◆ **Task directions**: The data below is to be repeated in full, exactly as given.

Items from an interface collection
↓

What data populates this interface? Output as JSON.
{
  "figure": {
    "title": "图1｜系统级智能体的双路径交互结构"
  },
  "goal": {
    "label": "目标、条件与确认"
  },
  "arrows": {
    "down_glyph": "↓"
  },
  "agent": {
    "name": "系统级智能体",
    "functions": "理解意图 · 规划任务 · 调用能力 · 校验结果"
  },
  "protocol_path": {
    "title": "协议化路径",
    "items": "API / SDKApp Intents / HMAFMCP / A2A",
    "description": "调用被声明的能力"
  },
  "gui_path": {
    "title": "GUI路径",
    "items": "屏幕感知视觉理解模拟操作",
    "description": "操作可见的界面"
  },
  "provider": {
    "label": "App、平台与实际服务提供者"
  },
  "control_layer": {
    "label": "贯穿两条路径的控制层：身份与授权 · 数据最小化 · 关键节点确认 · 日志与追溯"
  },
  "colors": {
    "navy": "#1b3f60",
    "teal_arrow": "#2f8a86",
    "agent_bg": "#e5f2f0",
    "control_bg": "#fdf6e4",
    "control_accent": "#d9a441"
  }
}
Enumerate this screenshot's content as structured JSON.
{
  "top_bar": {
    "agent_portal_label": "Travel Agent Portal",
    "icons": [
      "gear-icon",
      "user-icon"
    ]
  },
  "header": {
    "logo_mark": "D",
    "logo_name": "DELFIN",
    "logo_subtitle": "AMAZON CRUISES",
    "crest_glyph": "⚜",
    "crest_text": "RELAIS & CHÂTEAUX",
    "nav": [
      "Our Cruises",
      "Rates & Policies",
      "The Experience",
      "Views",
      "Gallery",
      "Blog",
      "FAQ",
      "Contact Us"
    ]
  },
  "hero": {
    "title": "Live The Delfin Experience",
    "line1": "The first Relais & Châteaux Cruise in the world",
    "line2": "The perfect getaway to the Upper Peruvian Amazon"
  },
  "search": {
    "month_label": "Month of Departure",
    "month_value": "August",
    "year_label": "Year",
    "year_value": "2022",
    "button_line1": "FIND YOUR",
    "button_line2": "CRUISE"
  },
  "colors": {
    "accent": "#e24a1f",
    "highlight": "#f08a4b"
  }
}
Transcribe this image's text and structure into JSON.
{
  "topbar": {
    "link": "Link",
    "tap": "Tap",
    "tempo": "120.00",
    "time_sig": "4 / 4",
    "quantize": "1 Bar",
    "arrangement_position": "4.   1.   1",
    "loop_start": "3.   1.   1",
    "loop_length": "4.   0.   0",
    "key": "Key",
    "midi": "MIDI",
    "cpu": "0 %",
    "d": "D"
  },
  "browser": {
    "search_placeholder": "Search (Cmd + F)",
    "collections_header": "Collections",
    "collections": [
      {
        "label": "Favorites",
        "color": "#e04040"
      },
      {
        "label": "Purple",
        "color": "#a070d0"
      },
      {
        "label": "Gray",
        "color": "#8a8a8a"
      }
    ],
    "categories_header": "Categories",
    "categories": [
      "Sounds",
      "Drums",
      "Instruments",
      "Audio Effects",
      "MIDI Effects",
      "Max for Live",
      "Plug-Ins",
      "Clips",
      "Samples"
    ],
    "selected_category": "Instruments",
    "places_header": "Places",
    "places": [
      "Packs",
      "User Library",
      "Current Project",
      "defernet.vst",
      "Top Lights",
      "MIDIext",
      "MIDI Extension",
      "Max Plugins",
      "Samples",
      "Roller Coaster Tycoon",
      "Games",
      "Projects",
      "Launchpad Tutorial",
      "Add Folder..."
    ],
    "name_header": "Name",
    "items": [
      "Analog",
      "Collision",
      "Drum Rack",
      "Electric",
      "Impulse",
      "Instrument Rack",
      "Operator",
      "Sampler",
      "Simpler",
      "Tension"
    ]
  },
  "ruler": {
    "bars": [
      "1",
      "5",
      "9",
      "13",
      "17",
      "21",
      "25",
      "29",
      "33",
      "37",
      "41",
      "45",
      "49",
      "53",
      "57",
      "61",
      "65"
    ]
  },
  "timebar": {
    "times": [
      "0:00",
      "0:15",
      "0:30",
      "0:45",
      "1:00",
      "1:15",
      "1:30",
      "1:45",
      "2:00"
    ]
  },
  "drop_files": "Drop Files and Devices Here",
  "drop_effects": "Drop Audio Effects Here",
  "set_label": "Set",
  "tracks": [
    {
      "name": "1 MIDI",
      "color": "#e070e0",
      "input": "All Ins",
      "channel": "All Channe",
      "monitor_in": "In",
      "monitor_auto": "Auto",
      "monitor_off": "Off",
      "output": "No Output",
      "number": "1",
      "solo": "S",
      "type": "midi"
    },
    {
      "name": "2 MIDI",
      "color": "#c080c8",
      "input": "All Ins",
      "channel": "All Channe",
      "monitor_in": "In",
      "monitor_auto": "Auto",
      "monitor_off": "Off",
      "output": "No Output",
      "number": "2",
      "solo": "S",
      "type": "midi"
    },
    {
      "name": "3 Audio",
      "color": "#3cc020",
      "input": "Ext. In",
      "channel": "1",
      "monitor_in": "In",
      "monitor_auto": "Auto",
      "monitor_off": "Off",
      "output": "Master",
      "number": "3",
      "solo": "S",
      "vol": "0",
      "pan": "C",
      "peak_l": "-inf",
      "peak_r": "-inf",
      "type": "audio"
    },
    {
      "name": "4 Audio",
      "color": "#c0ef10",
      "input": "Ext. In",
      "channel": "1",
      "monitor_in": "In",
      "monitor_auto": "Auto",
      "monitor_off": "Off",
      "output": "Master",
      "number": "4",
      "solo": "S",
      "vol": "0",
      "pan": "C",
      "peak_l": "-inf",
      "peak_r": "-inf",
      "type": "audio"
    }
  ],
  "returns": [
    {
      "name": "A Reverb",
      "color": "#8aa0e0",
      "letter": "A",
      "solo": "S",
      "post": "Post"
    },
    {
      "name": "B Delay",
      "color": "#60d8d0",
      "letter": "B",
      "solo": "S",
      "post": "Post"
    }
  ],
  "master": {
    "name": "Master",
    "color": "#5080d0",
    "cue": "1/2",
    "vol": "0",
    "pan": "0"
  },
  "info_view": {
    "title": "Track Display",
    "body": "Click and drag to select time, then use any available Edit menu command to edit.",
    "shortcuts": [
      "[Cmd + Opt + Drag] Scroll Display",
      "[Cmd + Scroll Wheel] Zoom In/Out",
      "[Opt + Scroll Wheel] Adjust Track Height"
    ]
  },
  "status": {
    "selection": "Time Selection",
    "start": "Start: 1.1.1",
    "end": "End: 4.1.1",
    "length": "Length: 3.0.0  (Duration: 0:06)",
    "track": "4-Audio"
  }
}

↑

◆ **Exercise result**:
What data populates this interface? Output as JSON.
{
  "figure": {
    "title": "图1｜系统级智能体的双路径交互结构"
  },
  "goal": {
    "label": "目标、条件与确认"
  },
  "arrows": {
    "down_glyph": "↓"
  },
  "agent": {
    "name": "系统级智能体",
    "functions": "理解意图 · 规划任务 · 调用能力 · 校验结果"
  },
  "protocol_path": {
    "title": "协议化路径",
    "items": "API / SDKApp Intents / HMAFMCP / A2A",
    "description": "调用被声明的能力"
  },
  "gui_path": {
    "title": "GUI路径",
    "items": "屏幕感知视觉理解模拟操作",
    "description": "操作可见的界面"
  },
  "provider": {
    "label": "App、平台与实际服务提供者"
  },
  "control_layer": {
    "label": "贯穿两条路径的控制层：身份与授权 · 数据最小化 · 关键节点确认 · 日志与追溯"
  },
  "colors": {
    "navy": "#1b3f60",
    "teal_arrow": "#2f8a86",
    "agent_bg": "#e5f2f0",
    "control_bg": "#fdf6e4",
    "control_accent": "#d9a441"
  }
}
Enumerate this screenshot's content as structured JSON.
{
  "top_bar": {
    "agent_portal_label": "Travel Agent Portal",
    "icons": [
      "gear-icon",
      "user-icon"
    ]
  },
  "header": {
    "logo_mark": "D",
    "logo_name": "DELFIN",
    "logo_subtitle": "AMAZON CRUISES",
    "crest_glyph": "⚜",
    "crest_text": "RELAIS & CHÂTEAUX",
    "nav": [
      "Our Cruises",
      "Rates & Policies",
      "The Experience",
      "Views",
      "Gallery",
      "Blog",
      "FAQ",
      "Contact Us"
    ]
  },
  "hero": {
    "title": "Live The Delfin Experience",
    "line1": "The first Relais & Châteaux Cruise in the world",
    "line2": "The perfect getaway to the Upper Peruvian Amazon"
  },
  "search": {
    "month_label": "Month of Departure",
    "month_value": "August",
    "year_label": "Year",
    "year_value": "2022",
    "button_line1": "FIND YOUR",
    "button_line2": "CRUISE"
  },
  "colors": {
    "accent": "#e24a1f",
    "highlight": "#f08a4b"
  }
}
Transcribe this image's text and structure into JSON.
{
  "topbar": {
    "link": "Link",
    "tap": "Tap",
    "tempo": "120.00",
    "time_sig": "4 / 4",
    "quantize": "1 Bar",
    "arrangement_position": "4.   1.   1",
    "loop_start": "3.   1.   1",
    "loop_length": "4.   0.   0",
    "key": "Key",
    "midi": "MIDI",
    "cpu": "0 %",
    "d": "D"
  },
  "browser": {
    "search_placeholder": "Search (Cmd + F)",
    "collections_header": "Collections",
    "collections": [
      {
        "label": "Favorites",
        "color": "#e04040"
      },
      {
        "label": "Purple",
        "color": "#a070d0"
      },
      {
        "label": "Gray",
        "color": "#8a8a8a"
      }
    ],
    "categories_header": "Categories",
    "categories": [
      "Sounds",
      "Drums",
      "Instruments",
      "Audio Effects",
      "MIDI Effects",
      "Max for Live",
      "Plug-Ins",
      "Clips",
      "Samples"
    ],
    "selected_category": "Instruments",
    "places_header": "Places",
    "places": [
      "Packs",
      "User Library",
      "Current Project",
      "defernet.vst",
      "Top Lights",
      "MIDIext",
      "MIDI Extension",
      "Max Plugins",
      "Samples",
      "Roller Coaster Tycoon",
      "Games",
      "Projects",
      "Launchpad Tutorial",
      "Add Folder..."
    ],
    "name_header": "Name",
    "items": [
      "Analog",
      "Collision",
      "Drum Rack",
      "Electric",
      "Impulse",
      "Instrument Rack",
      "Operator",
      "Sampler",
      "Simpler",
      "Tension"
    ]
  },
  "ruler": {
    "bars": [
      "1",
      "5",
      "9",
      "13",
      "17",
      "21",
      "25",
      "29",
      "33",
      "37",
      "41",
      "45",
      "49",
      "53",
      "57",
      "61",
      "65"
    ]
  },
  "timebar": {
    "times": [
      "0:00",
      "0:15",
      "0:30",
      "0:45",
      "1:00",
      "1:15",
      "1:30",
      "1:45",
      "2:00"
    ]
  },
  "drop_files": "Drop Files and Devices Here",
  "drop_effects": "Drop Audio Effects Here",
  "set_label": "Set",
  "tracks": [
    {
      "name": "1 MIDI",
      "color": "#e070e0",
      "input": "All Ins",
      "channel": "All Channe",
      "monitor_in": "In",
      "monitor_auto": "Auto",
      "monitor_off": "Off",
      "output": "No Output",
      "number": "1",
      "solo": "S",
      "type": "midi"
    },
    {
      "name": "2 MIDI",
      "color": "#c080c8",
      "input": "All Ins",
      "channel": "All Channe",
      "monitor_in": "In",
      "monitor_auto": "Auto",
      "monitor_off": "Off",
      "output": "No Output",
      "number": "2",
      "solo": "S",
      "type": "midi"
    },
    {
      "name": "3 Audio",
      "color": "#3cc020",
      "input": "Ext. In",
      "channel": "1",
      "monitor_in": "In",
      "monitor_auto": "Auto",
      "monitor_off": "Off",
      "output": "Master",
      "number": "3",
      "solo": "S",
      "vol": "0",
      "pan": "C",
      "peak_l": "-inf",
      "peak_r": "-inf",
      "type": "audio"
    },
    {
      "name": "4 Audio",
      "color": "#c0ef10",
      "input": "Ext. In",
      "channel": "1",
      "monitor_in": "In",
      "monitor_auto": "Auto",
      "monitor_off": "Off",
      "output": "Master",
      "number": "4",
      "solo": "S",
      "vol": "0",
      "pan": "C",
      "peak_l": "-inf",
      "peak_r": "-inf",
      "type": "audio"
    }
  ],
  "returns": [
    {
      "name": "A Reverb",
      "color": "#8aa0e0",
      "letter": "A",
      "solo": "S",
      "post": "Post"
    },
    {
      "name": "B Delay",
      "color": "#60d8d0",
      "letter": "B",
      "solo": "S",
      "post": "Post"
    }
  ],
  "master": {
    "name": "Master",
    "color": "#5080d0",
    "cue": "1/2",
    "vol": "0",
    "pan": "0"
  },
  "info_view": {
    "title": "Track Display",
    "body": "Click and drag to select time, then use any available Edit menu command to edit.",
    "shortcuts": [
      "[Cmd + Opt + Drag] Scroll Display",
      "[Cmd + Scroll Wheel] Zoom In/Out",
      "[Opt + Scroll Wheel] Adjust Track Height"
    ]
  },
  "status": {
    "selection": "Time Selection",
    "start": "Start: 1.1.1",
    "end": "End: 4.1.1",
    "length": "Length: 3.0.0  (Duration: 0:06)",
    "track": "4-Audio"
  }
}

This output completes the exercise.